July 15, 1919
The U.S. Army’s Cross-Country Motor Transport Train, just over a week after leaving Washington, D.C., to embark on its pioneering transcontinental journey, was traveling through Ohio and struggling with the aftereffects of heavy rain that threatened to significantly slow down the convoy. The California-bound procession of vehicles had crossed over into Ohio from Pennsylvania on July 12 and initially enjoyed clear weather while moving through the Buckeye State.
“Fair and warm,” was the shorthand weather report given by First Lieutenant Elwell R. Jackson in his daily log entry for July 13. He and the other soldiers in the convoy ended up in the Ohio village (now city) of Columbiana on that Sunday for what turned out to be one of the highlights of the entire trip: a visit to tire industrialist Harvey S. Firestone’s lavish family homestead, Harbel Manor. Firestone had made transportation history nearly two decades earlier when he founded the Firestone and Rubber Company, which became one of the first global makers of automotive tires.
Unsurprisingly, Firestone was a huge supporter of the Cross-Country Motor Transport Train and its long-distance journey. He had even been on hand for the convoy’s departure from the Zero Milestone in the nation’s capital on July 7. Now that the members of that convoy were his guests at Harbel Manor, Firestone wasted no expense to give them and the many others in attendance that day a big and memorable welcome. “Here a fine dinner was served to over 400 guests in a large assembly tent,” noted Jackson in his log. “Music was furnished by a band, several soloists and a male trio.”
Firestone took time to address those gathered for the festive occasion.
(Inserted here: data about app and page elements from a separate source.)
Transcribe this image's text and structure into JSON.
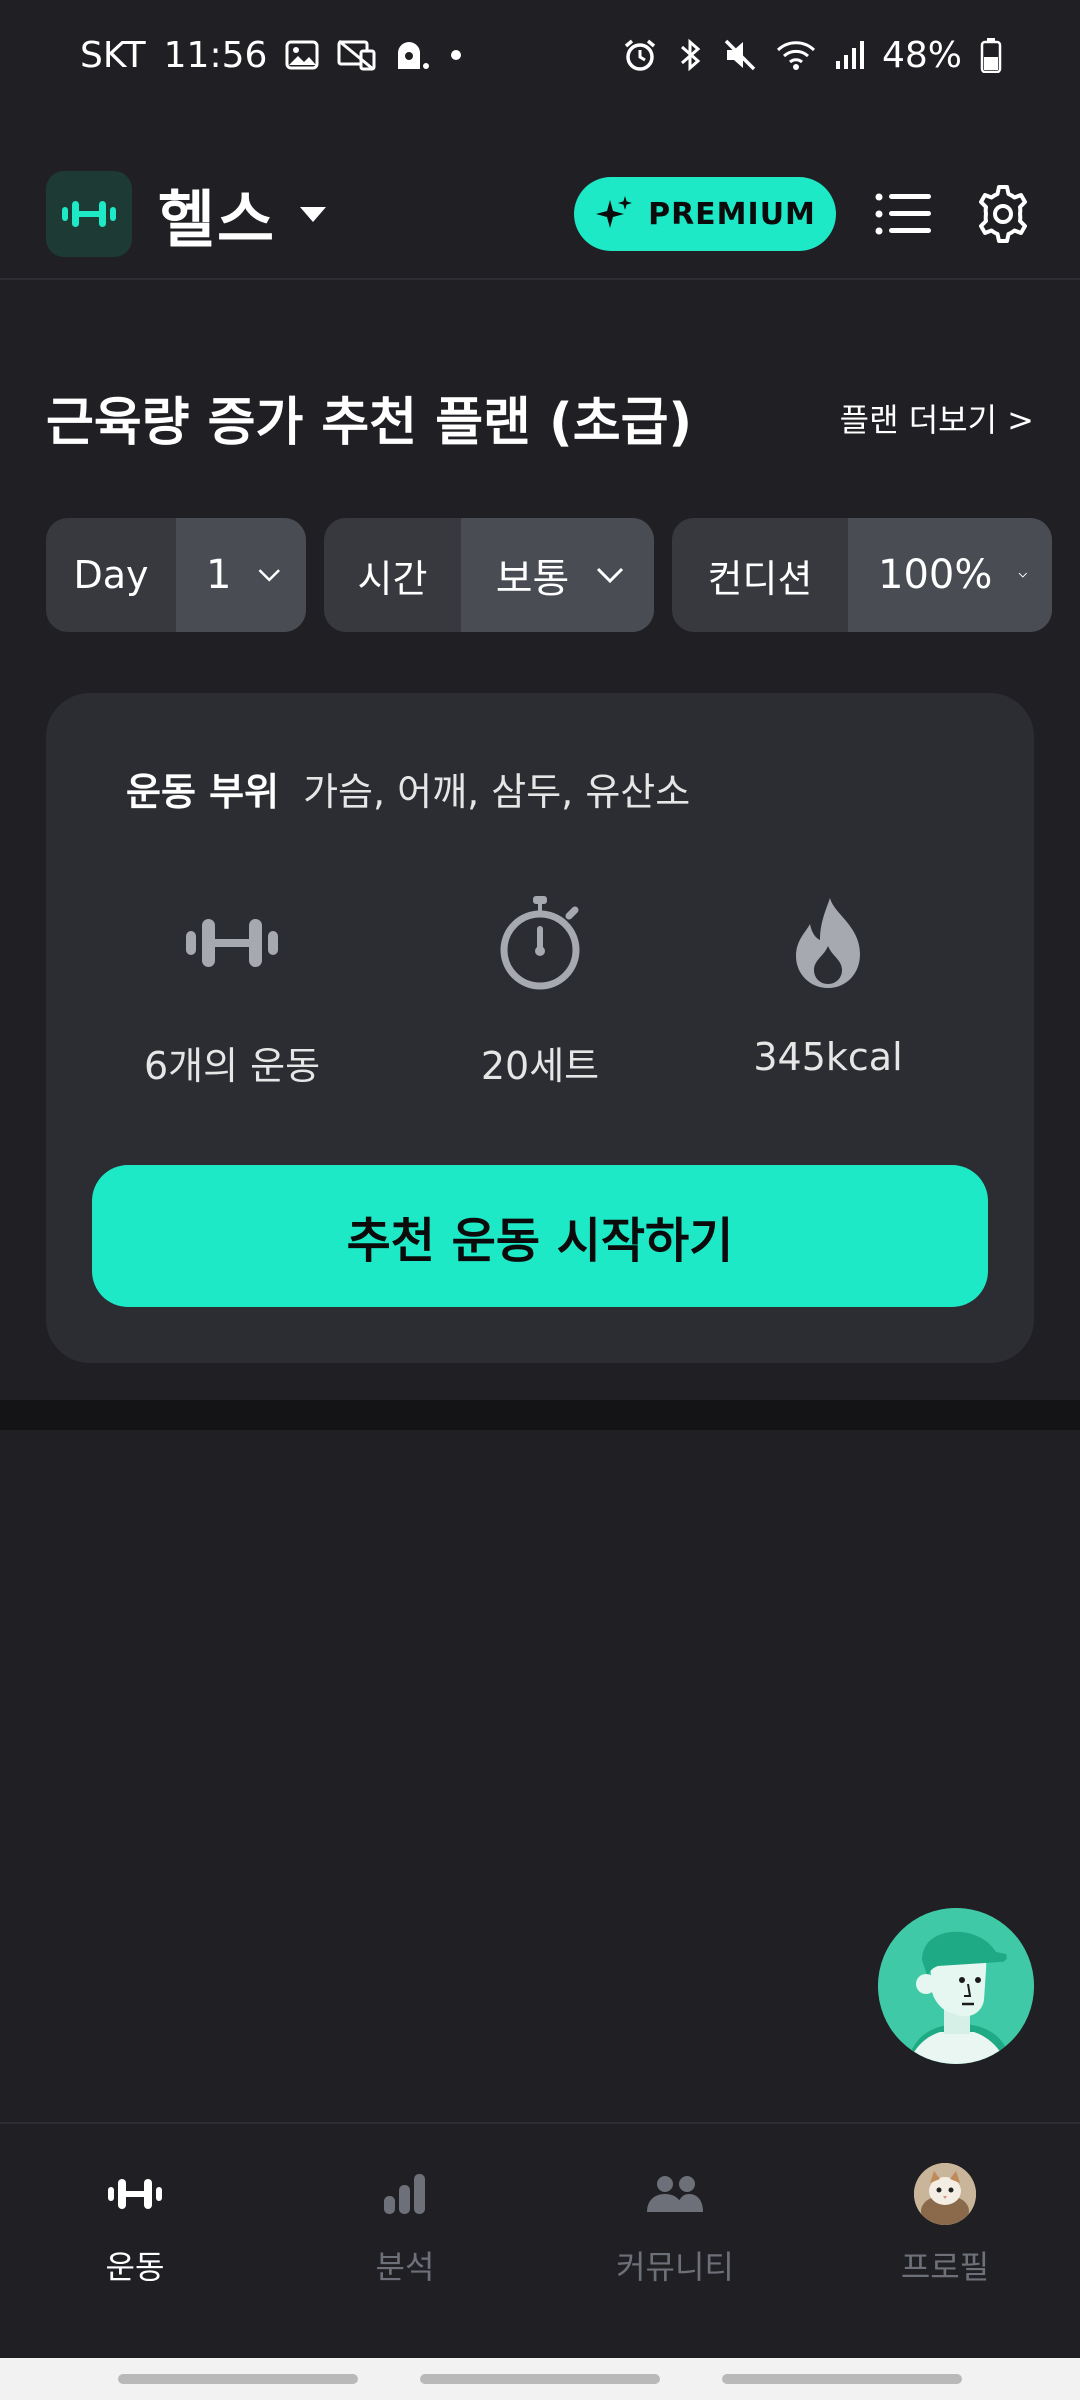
{
  "status_bar": {
    "carrier": "SKT",
    "time": "11:56",
    "battery": "48%"
  },
  "header": {
    "app_title": "헬스",
    "premium_label": "PREMIUM"
  },
  "plan": {
    "title": "근육량 증가 추천 플랜 (초급)",
    "more_label": "플랜 더보기 >"
  },
  "filters": [
    {
      "label": "Day",
      "value": "1"
    },
    {
      "label": "시간",
      "value": "보통"
    },
    {
      "label": "컨디션",
      "value": "100%"
    }
  ],
  "workout": {
    "body_parts_label": "운동 부위",
    "body_parts_value": "가슴, 어깨, 삼두, 유산소",
    "stats": [
      {
        "icon": "dumbbell-icon",
        "text": "6개의 운동"
      },
      {
        "icon": "stopwatch-icon",
        "text": "20세트"
      },
      {
        "icon": "flame-icon",
        "text": "345kcal"
      }
    ],
    "start_label": "추천 운동 시작하기"
  },
  "bottom_nav": [
    {
      "icon": "dumbbell-icon",
      "label": "운동",
      "active": true
    },
    {
      "icon": "bar-chart-icon",
      "label": "분석",
      "active": false
    },
    {
      "icon": "people-icon",
      "label": "커뮤니티",
      "active": false
    },
    {
      "icon": "profile-avatar",
      "label": "프로필",
      "active": false
    }
  ],
  "colors": {
    "accent": "#1de9c7",
    "background": "#202024",
    "card": "#2c2d33"
  }
}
That day’s edition of the Akron Evening Times reported, “Mr. Firestone emphasized the difference in roads and transportation methods from the time when his grandfather cleared the wilderness and built the family home 103 years ago and the arrival of the soldiers by motor transport over paved highway and by automobile trucks.”
Others speaking to the group that day included Lieutenant Colonel Charles W. McClure, the convoy’s commander. McClure, according to the Akron Evening Times, “said the trip was for the purpose of demonstrating what can be done in motor transportation for army purposes, for making observations as to the value of the Lincoln Highway, which is the route being followed, and to stimulate interest in the motor transport and obtain enlistments.”
By the following afternoon, the convoy arrived in the town (present-day city) of Wooster and spent the night at a campground there. It rained heavily that night, with additional showers taking place the following morning. The difficulties with which the convoy’s 65 vehicles maneuvered out of what had become a mud-covered campground at around 6:45 a.m. on July 15 would serve as a harbinger of the tough trek that lay ahead that day.
Jackson recounted, “About five miles [8.1 kilometers] west of Wooster detour was necessary [on account of] construction work on Lincoln Highway – soft dirt road was encountered, made muddy by last night’s rain.” At 11:00 that morning, as noted by Jackson, the convoy encountered a non-weather complication when the rear wheels of one of its tankers went through the floor of a wooden culvert bridge that it was crossing. The tanker was extricated and towed away, and engineers on the convoy then spent three hours repairing the bridge so that all of the other vehicles could travel over it.
The Cross-Country Motor Transport Train continued to lumber along steadily but slowly on the muddied roads of north-central Ohio. The vehicles finally started making their way through Mansfield at 4:00 that afternoon, and many of the city’s residents – despite also having to deal with the soggy aftermath of the previous night’s downpour – lined up along the road to give the soldiers an enthusiastic welcome. That day’s edition of the Mansfield-based News-Journal proclaimed, “Greatest Motor Tour Ever Attempted Show Attainments of United States Government; Mansfielders Greet Leaders of Train.”
The slow-paced passing of the convoy through Mansfield underscored the adverse impact of the rainy weather and other on-the-road complications that day; the last of the vehicles did not make their way into the city until 10:00 that night. The convoy finished the day in the town (now city) of Bucyrus and camped there for the night.
For more information on the visit of the U.S. Army’s transcontinental motor convoy to the home of Harvey S. Firestone, please check out https://www.fhwa.dot.gov/infrastructure/back0806.cfm.
Highway maps for Ohio between 1912 and 2003 are available at http://www.dot.state.oh.us/Divisions/Planning/TechServ/TIM/Pages/OfficialTransportationMaps.aspx.